Leaders offered ideas, fears, and advice. They complained. They almost always emphasized how amazing it would be if their teams, partners, suppliers, and future customers could align around their efforts. Coming up with ideas wasn’t the most significant challenge; it was getting their people on the same page.
This notion of helping leaders earn buy-in for the ideas that will mean the most for their companies’ and their employees’ futures was a no-brainer for us. It felt like we could return to that comfortable place where we are relevant in our efforts and rewarded for our work.
All we needed to do was tell a new story. Right?
Yes, but it wasn’t that easy. Being good at helping others develop their stories didn’t teach us to do it for our brand. Like our clients, we needed help. We had no lack of support from clients, specialists, friends, and colleagues. (I’m skipping a big part here because of how not easy this was. Maybe I’ll share in a future blog ;-)
Now, we’re well-poised to face 2021 with a full set of services, new supporting technologies, and a host of affiliate and service partners. We know where to play:

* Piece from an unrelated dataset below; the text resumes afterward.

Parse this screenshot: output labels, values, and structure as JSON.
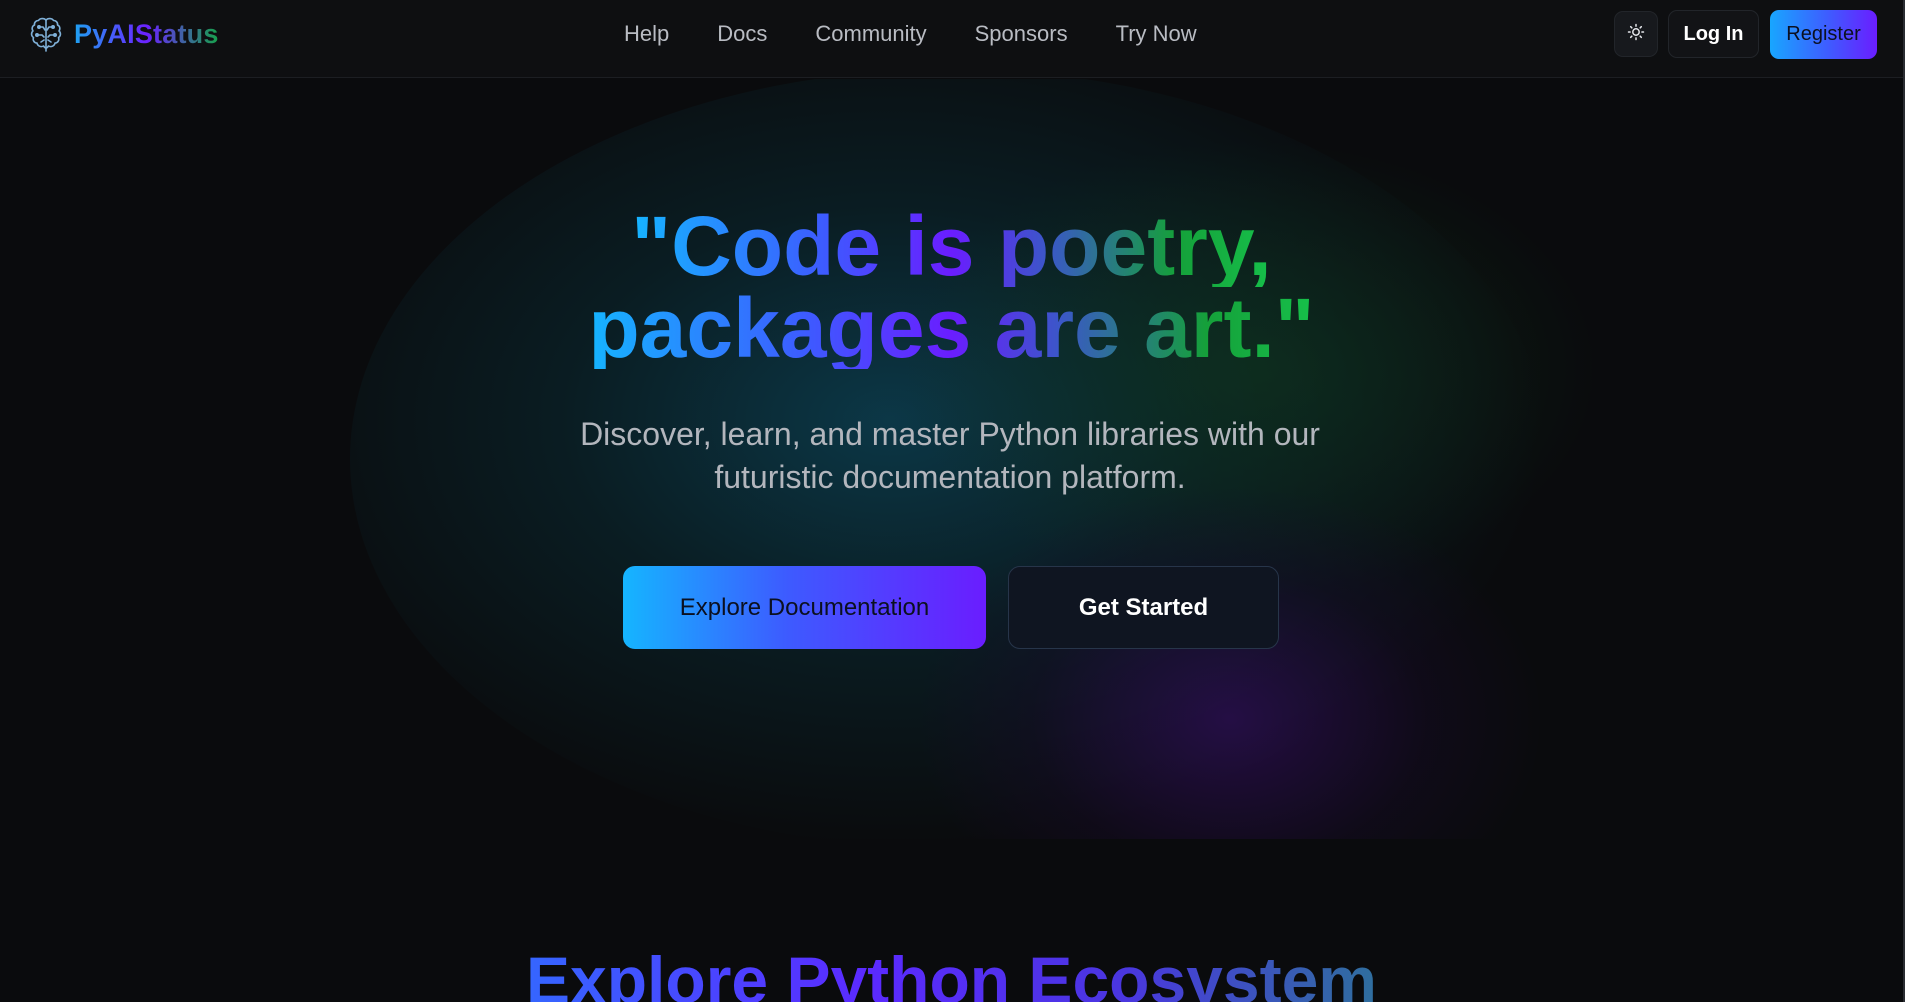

Still, we felt that we were missing one essential piece–a way to deliver on the idea that Storyminers helps people get comfortable with the future. We have already developed several leading-edge ideas to prototype experiences. Now, we needed something to prototype the operations of an entire business.
We knew there was a need to help clients both envision what’s next and relevant AND adapt their operations at the same time to deliver it. So, that’s what we built.

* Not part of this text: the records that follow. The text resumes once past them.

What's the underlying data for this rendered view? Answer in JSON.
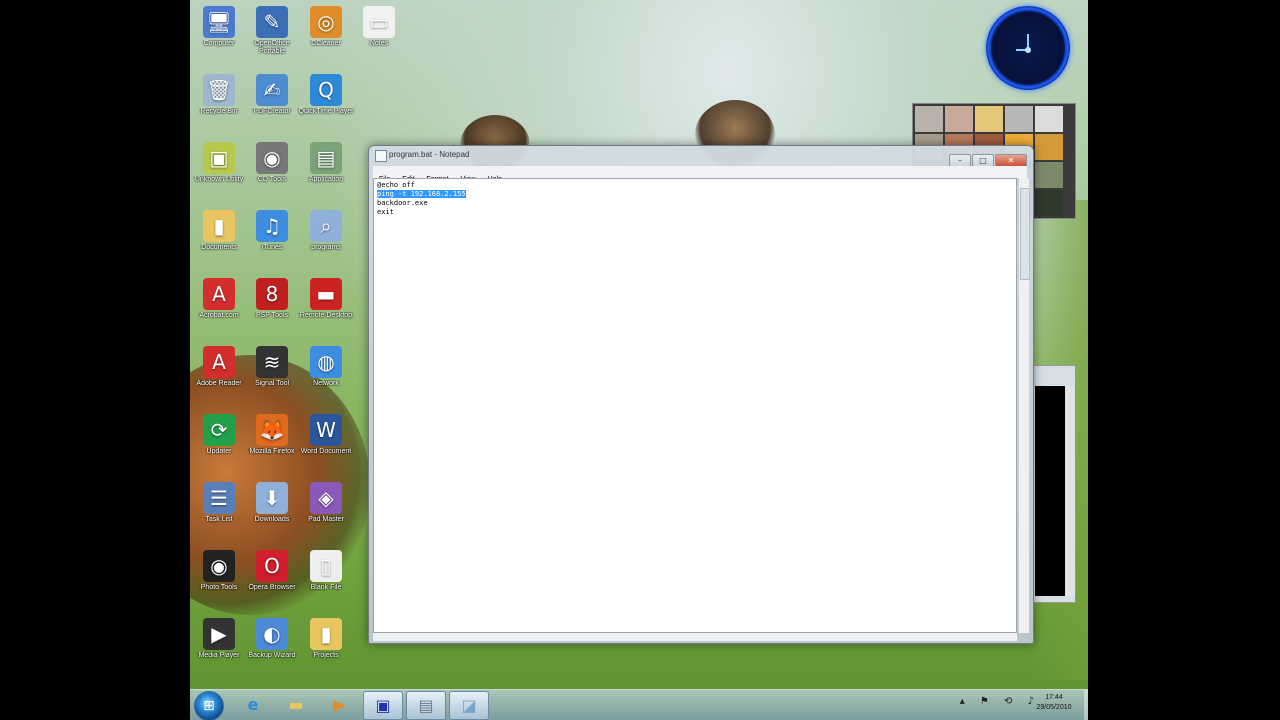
{
  "desktop": {
    "icons": [
      {
        "label": "Computer",
        "glyph": "🖥",
        "color": "#4a7bd0"
      },
      {
        "label": "OpenOffice Portable",
        "glyph": "✎",
        "color": "#3b6fb6"
      },
      {
        "label": "CCleaner",
        "glyph": "◎",
        "color": "#e08c2a"
      },
      {
        "label": "Notes",
        "glyph": "▭",
        "color": "#f1f1f1"
      },
      {
        "label": "Recycle Bin",
        "glyph": "🗑",
        "color": "#9fb6cf"
      },
      {
        "label": "PDFCreator",
        "glyph": "✍",
        "color": "#4c8ccf"
      },
      {
        "label": "QuickTime Player",
        "glyph": "Q",
        "color": "#2d8ad6"
      },
      {
        "label": "Unknown Utility",
        "glyph": "▣",
        "color": "#b8c84a"
      },
      {
        "label": "CD Tools",
        "glyph": "◉",
        "color": "#777777"
      },
      {
        "label": "Application",
        "glyph": "▤",
        "color": "#7aa37a"
      },
      {
        "label": "Documents",
        "glyph": "▮",
        "color": "#e8c560"
      },
      {
        "label": "iTunes",
        "glyph": "♫",
        "color": "#3d8de0"
      },
      {
        "label": "programs",
        "glyph": "⌕",
        "color": "#8fb0d8"
      },
      {
        "label": "Acrobat.com",
        "glyph": "A",
        "color": "#d32d2d"
      },
      {
        "label": "PSP Tools",
        "glyph": "8",
        "color": "#c02020"
      },
      {
        "label": "Remote Desktop",
        "glyph": "▬",
        "color": "#cc2222"
      },
      {
        "label": "Adobe Reader",
        "glyph": "A",
        "color": "#d32d2d"
      },
      {
        "label": "Signal Tool",
        "glyph": "≋",
        "color": "#333333"
      },
      {
        "label": "Network",
        "glyph": "◍",
        "color": "#3d8de0"
      },
      {
        "label": "Updater",
        "glyph": "⟳",
        "color": "#22a04a"
      },
      {
        "label": "Mozilla Firefox",
        "glyph": "🦊",
        "color": "#e06a1e"
      },
      {
        "label": "Word Document",
        "glyph": "W",
        "color": "#2b579a"
      },
      {
        "label": "Task List",
        "glyph": "☰",
        "color": "#5a7fb8"
      },
      {
        "label": "Downloads",
        "glyph": "⬇",
        "color": "#8fb0d8"
      },
      {
        "label": "Pad Master",
        "glyph": "◈",
        "color": "#8a5ab8"
      },
      {
        "label": "Photo Tools",
        "glyph": "◉",
        "color": "#222222"
      },
      {
        "label": "Opera Browser",
        "glyph": "O",
        "color": "#d01e2f"
      },
      {
        "label": "Blank File",
        "glyph": "▯",
        "color": "#eeeeee"
      },
      {
        "label": "Media Player",
        "glyph": "▶",
        "color": "#333333"
      },
      {
        "label": "Backup Wizard",
        "glyph": "◐",
        "color": "#4a8ad6"
      },
      {
        "label": "Projects",
        "glyph": "▮",
        "color": "#e8c560"
      }
    ]
  },
  "notepad": {
    "title": "program.bat - Notepad",
    "menu": [
      "File",
      "Edit",
      "Format",
      "View",
      "Help"
    ],
    "lines": {
      "line1": "@echo off",
      "line2_selected": "ping -t 192.168.2.155",
      "line3": "backdoor.exe",
      "line4": "exit"
    },
    "controls": {
      "minimize": "–",
      "maximize": "□",
      "close": "✕"
    }
  },
  "taskbar": {
    "start_glyph": "⊞",
    "buttons": [
      {
        "name": "ie",
        "glyph": "e",
        "color": "#2d8ad6"
      },
      {
        "name": "explorer",
        "glyph": "▬",
        "color": "#e8c560"
      },
      {
        "name": "media-player",
        "glyph": "▶",
        "color": "#e08c2a"
      },
      {
        "name": "cmd",
        "glyph": "▣",
        "color": "#2233aa"
      },
      {
        "name": "notepad",
        "glyph": "▤",
        "color": "#6a7a8a"
      },
      {
        "name": "app",
        "glyph": "◪",
        "color": "#7aa3c6"
      }
    ],
    "tray_icons": "▴ ⚑ ⟲ ♪",
    "time": "17:44",
    "date": "29/05/2010"
  },
  "gadgets": {
    "clock": {
      "label": "clock-gadget"
    }
  },
  "colors": {
    "selection": "#3399ff",
    "close_button": "#c74a2e"
  }
}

We call it Future Story.
A future story translates business strategy into operations, concrete, and tailored steps to help any company make things happen on-brand and tackle their transformations with success.
Future Story helps clients develop their ideas so they turn heads in seconds. Game-changing-yet-practical ideas that can quickly become reality. Future Story not only gives clients a peek at the future, it gives their customers and experience that’s so remarkable, they want to share it with their friends. Future Story isolates resistance (internally among staff and externally with clients) and builds support for what’s new. Wrapping around existing capabilities, Future Story gives organizations the freedom to think boldly about how those capabilities can be expanded.
What makes Future Story so unique and effective is that it uses a story to express the selected strategy. Whatever the form, written narrative, video, live-action, or animation, everyone can understand where the company is headed and their role in helping it get there. Future Stories have a fixed core but are open-ended to evolve with the journey and allow for employee participation (and buy-in) along the way. Future Stories are profoundly personal, and that’s why they work.